*Problem*
Scan the entries for "gift". Every line that holds it is to be copied.

*Entries supplied*

_ _ _ _ _

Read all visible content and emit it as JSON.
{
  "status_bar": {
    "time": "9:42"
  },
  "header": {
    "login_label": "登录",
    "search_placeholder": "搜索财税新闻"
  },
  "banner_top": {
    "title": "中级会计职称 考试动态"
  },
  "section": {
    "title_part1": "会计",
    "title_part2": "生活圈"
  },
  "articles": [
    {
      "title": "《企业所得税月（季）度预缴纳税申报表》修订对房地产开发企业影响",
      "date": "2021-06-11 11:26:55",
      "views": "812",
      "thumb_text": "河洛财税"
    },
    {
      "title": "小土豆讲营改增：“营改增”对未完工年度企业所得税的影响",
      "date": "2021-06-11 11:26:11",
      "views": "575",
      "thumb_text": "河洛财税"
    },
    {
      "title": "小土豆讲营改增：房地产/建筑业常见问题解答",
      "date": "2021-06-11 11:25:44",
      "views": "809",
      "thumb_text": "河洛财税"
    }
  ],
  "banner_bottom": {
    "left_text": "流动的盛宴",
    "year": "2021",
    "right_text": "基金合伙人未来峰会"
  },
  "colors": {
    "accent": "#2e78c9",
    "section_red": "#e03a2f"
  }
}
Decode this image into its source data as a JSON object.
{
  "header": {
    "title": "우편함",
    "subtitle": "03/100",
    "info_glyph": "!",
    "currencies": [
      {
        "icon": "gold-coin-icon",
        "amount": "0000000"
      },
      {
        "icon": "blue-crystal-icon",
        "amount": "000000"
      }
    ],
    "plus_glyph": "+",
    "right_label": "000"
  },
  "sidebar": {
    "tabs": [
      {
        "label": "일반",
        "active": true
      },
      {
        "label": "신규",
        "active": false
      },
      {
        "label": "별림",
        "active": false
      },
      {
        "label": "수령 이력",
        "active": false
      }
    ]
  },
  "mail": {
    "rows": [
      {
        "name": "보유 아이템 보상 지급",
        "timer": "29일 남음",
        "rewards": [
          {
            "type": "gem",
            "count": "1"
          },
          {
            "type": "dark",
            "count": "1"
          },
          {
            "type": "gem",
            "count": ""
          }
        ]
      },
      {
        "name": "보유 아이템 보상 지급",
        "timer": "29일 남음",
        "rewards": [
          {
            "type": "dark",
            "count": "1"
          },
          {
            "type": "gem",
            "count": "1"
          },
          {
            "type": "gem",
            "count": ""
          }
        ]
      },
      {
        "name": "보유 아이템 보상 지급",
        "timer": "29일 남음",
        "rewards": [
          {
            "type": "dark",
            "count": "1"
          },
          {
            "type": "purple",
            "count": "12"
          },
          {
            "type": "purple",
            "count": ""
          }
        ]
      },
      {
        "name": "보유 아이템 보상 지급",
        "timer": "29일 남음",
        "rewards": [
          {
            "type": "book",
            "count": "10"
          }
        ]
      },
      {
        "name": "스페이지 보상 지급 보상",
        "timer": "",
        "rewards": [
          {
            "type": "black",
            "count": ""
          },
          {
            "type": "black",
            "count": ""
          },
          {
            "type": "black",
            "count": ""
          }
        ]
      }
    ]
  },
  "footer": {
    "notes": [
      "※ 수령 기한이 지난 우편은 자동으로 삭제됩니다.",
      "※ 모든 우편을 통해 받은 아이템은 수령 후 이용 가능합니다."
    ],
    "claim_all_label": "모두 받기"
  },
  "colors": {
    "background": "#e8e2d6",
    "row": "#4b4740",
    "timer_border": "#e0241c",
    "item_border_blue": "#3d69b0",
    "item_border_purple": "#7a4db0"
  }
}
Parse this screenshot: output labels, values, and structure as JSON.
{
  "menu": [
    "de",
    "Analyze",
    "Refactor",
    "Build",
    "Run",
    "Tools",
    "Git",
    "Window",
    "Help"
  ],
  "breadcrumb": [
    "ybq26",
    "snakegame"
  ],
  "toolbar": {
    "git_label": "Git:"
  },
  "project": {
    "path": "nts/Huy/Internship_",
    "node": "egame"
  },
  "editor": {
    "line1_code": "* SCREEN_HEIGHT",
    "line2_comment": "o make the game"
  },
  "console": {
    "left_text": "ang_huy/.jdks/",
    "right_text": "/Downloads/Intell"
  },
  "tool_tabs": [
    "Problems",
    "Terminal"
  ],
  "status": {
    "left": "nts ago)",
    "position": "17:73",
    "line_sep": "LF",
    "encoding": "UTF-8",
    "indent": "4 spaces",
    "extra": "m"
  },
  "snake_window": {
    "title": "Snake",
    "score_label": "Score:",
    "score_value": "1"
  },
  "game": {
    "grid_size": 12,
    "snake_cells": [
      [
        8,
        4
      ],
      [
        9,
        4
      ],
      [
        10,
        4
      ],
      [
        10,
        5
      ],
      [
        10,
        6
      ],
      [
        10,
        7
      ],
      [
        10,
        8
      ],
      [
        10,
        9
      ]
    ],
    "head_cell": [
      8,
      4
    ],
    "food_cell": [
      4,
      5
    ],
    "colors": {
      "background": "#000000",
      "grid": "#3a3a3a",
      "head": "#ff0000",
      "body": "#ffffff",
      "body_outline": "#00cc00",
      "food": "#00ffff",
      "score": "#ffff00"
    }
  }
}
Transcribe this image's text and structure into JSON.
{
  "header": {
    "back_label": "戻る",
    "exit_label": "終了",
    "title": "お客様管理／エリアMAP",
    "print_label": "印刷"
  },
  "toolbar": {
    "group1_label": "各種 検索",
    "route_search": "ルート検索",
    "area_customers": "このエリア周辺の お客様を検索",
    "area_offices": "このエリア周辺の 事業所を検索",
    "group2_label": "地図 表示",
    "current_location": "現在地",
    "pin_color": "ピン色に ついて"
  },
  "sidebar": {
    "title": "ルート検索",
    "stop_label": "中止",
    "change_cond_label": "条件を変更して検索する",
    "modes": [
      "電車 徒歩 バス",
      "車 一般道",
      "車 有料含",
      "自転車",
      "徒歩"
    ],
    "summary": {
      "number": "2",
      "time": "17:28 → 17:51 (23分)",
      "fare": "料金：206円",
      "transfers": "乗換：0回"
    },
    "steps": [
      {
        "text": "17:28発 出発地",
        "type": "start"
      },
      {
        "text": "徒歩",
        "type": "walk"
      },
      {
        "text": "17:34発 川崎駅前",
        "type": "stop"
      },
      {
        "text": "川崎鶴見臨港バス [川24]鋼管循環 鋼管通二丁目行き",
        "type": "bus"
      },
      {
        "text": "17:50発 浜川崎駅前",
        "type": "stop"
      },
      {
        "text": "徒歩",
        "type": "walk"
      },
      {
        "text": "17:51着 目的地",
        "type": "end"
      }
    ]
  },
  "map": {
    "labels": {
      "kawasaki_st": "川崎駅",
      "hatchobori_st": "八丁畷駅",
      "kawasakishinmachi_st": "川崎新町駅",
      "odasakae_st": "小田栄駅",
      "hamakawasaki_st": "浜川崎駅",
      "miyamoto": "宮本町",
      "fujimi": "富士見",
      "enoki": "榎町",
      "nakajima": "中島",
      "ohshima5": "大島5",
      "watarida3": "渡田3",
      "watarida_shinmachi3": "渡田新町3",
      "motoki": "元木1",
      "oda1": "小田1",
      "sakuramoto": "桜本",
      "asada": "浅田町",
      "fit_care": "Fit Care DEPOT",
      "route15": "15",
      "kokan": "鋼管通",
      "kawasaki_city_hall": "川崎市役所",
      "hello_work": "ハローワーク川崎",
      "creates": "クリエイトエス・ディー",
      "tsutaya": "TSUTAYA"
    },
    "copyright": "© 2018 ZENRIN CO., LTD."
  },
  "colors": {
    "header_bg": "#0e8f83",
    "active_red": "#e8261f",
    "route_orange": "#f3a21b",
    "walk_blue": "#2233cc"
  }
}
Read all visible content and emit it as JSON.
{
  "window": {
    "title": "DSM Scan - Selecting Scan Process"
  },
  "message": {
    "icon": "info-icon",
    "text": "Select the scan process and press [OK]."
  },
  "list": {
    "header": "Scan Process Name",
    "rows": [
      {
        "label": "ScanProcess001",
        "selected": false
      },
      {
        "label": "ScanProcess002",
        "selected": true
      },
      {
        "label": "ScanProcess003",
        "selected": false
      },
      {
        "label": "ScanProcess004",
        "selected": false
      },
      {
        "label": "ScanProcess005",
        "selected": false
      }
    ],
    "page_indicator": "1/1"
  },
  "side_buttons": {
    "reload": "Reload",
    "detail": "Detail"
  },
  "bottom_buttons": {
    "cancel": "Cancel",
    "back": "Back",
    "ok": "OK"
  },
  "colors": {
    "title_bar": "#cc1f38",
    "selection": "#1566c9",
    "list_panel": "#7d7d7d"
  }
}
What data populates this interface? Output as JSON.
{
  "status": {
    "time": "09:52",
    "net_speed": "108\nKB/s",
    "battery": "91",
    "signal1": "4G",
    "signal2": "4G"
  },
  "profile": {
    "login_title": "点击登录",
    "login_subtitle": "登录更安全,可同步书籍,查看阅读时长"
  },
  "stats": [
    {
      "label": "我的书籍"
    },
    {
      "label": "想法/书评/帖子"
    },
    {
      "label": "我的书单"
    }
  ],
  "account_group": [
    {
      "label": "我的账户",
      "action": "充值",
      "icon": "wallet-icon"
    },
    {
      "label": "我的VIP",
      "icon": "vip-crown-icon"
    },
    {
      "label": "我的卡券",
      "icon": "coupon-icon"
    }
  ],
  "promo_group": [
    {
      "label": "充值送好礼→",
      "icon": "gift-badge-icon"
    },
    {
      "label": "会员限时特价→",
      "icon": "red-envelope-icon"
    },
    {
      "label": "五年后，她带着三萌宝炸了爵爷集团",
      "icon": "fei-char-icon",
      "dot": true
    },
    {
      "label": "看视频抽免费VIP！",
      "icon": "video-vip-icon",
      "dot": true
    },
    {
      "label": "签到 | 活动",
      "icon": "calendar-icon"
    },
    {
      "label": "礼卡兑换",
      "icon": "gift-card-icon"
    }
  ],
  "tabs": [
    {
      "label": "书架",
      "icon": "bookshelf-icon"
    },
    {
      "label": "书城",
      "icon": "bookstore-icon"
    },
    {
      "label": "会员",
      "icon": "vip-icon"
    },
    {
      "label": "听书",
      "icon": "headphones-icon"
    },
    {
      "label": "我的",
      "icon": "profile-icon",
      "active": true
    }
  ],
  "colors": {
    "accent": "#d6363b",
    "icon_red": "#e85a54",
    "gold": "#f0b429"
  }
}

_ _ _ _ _

*Output for this task*
      "icon": "gift-badge-icon"
      "icon": "gift-card-icon"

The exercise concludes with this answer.